October 16, 2007 By Tom Sinclair

Peggy Shepard, a prominent environmental and health advocate for minority groups in New York City, will give a free public lecture Wednesday, Oct. 24, at the University of Wisconsin–Madison.

Her topic will be "Environmental Justice, Health, and Sustainability: An Urban View" at 7:30 p.m. in room 180 Science Hall, 550 N. Park St.

Shepard is executive director and co-founder of West Harlem Environmental Action, Inc. (WE ACT), the first organization created in New York to improve environmental health and quality of life in communities of color.

Established in 1988, WE ACT works for environmental and social justice on issues of land use, waterfront development, brownfield redevelopment, transportation and air pollution, open space, and environmental health. It is active in research, public education, advocacy, organizing, government accountability, litigation, legislative affairs, and sustainable economic development.

WE ACT is nationally recognized in the field of community-based participatory research in partnership with the Mailman School of Public Health at Columbia University.

Shepard, a recipient of the prestigious Heinz Award for the Environment, has been influential in the environmental justice movement at all levels, from local to national. A former newspaper and magazine journalist, Shepard also has worked in city and state government in New York.

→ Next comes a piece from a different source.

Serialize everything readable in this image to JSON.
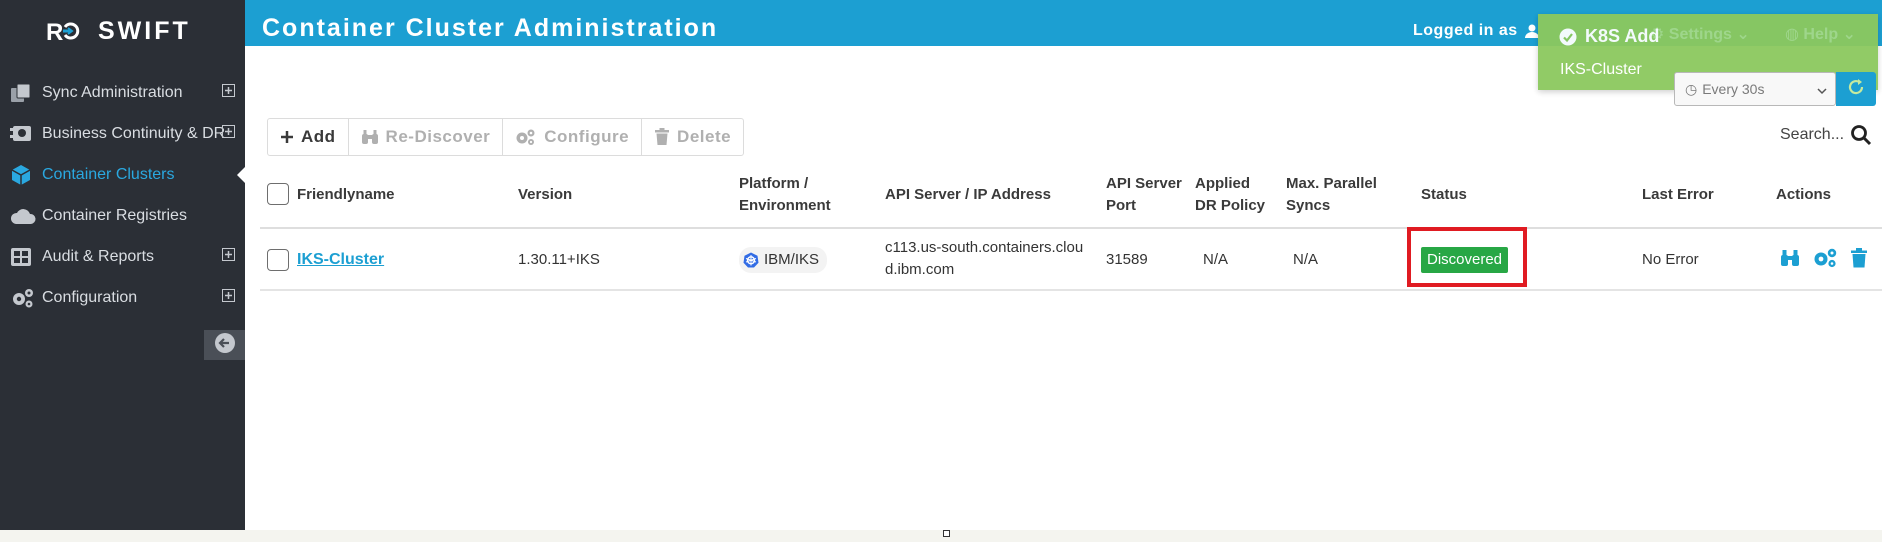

Her UW–Madison talk, part of the Gaylord Nelson Lecture Series, honoring the late Wisconsin governor and U.S. senator, is sponsored by the Nelson Institute with support from the Holstrom-Kineke Environmental Studies Fund and the Ho Chunk Nation. Environmental justice is the theme of this year’s Nelson lecture series.